Second by second patterns in cortical electroencephalograph and systolic blood pressure during Cheyne-Stokes.
Davies RJ., Bennet LS., Barbour C., Tarassenko L., Stradling JR.

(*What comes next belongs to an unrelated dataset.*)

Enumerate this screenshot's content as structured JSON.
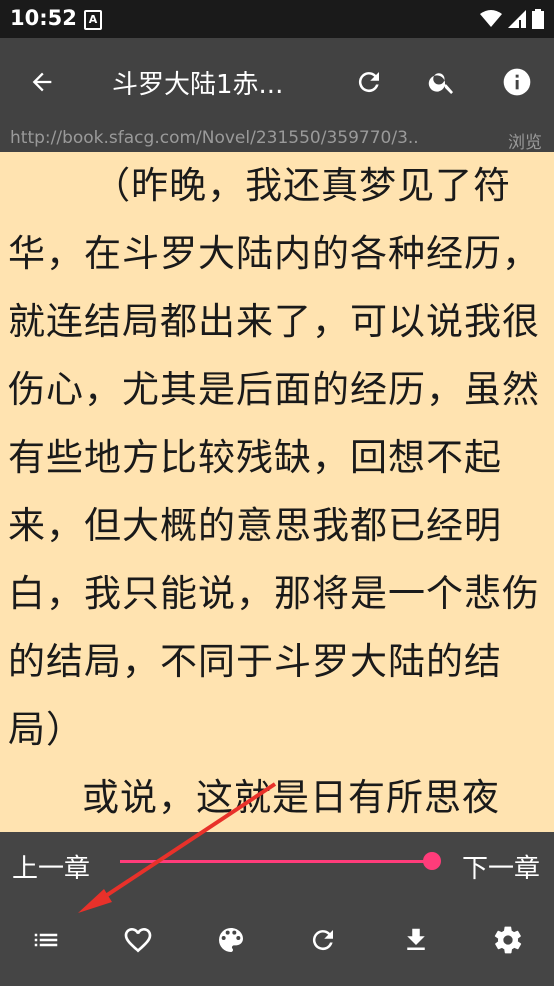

Little is known about how arousal develops during the ventilatory phase of Cheyne-Stokes breathing. This study employs neural network analysis of electroencephalograms (EEGs) to describe these changes and relate them to changes in systolic blood pressure, which is probably a subcortical marker of arousal. Six patients with Cheyne-Stokes respiration (apnoea/hypopnoea index 32-69 h(-1)) caused by stable chronic heart failure underwent polysomnography including arterial beat-to-beat systolic blood pressure determination. Periods of 15 sequential apnoeas during nonrapid eye movement sleep were identified for each subject. For each apnoea, the EEG was examined second-by-second using neural net analysis from 28 s before to 28 s after apnoea termination (first return of oronasal airflow), and this was compared with the systolic blood pressure pattern. During the apnoeic phase, sleep deepened progressively. Arousal started to develop at or just before apnoea termination and progresses through the breathing phase. The rise and fall in the systolic blood pressure closely followed the rise and fall in electroencephalographic sleep depth. In conclusion, during Cheyne-Stokes breathing, cortical electroencephalographic arousal begins at or just before the resumption of breathing. Cortical electroencephalographic sleep depth changes are closely mirrored by changes in arterial systolic blood pressure, suggesting that the state changes in the cortical and basal brain structures may be synchronous.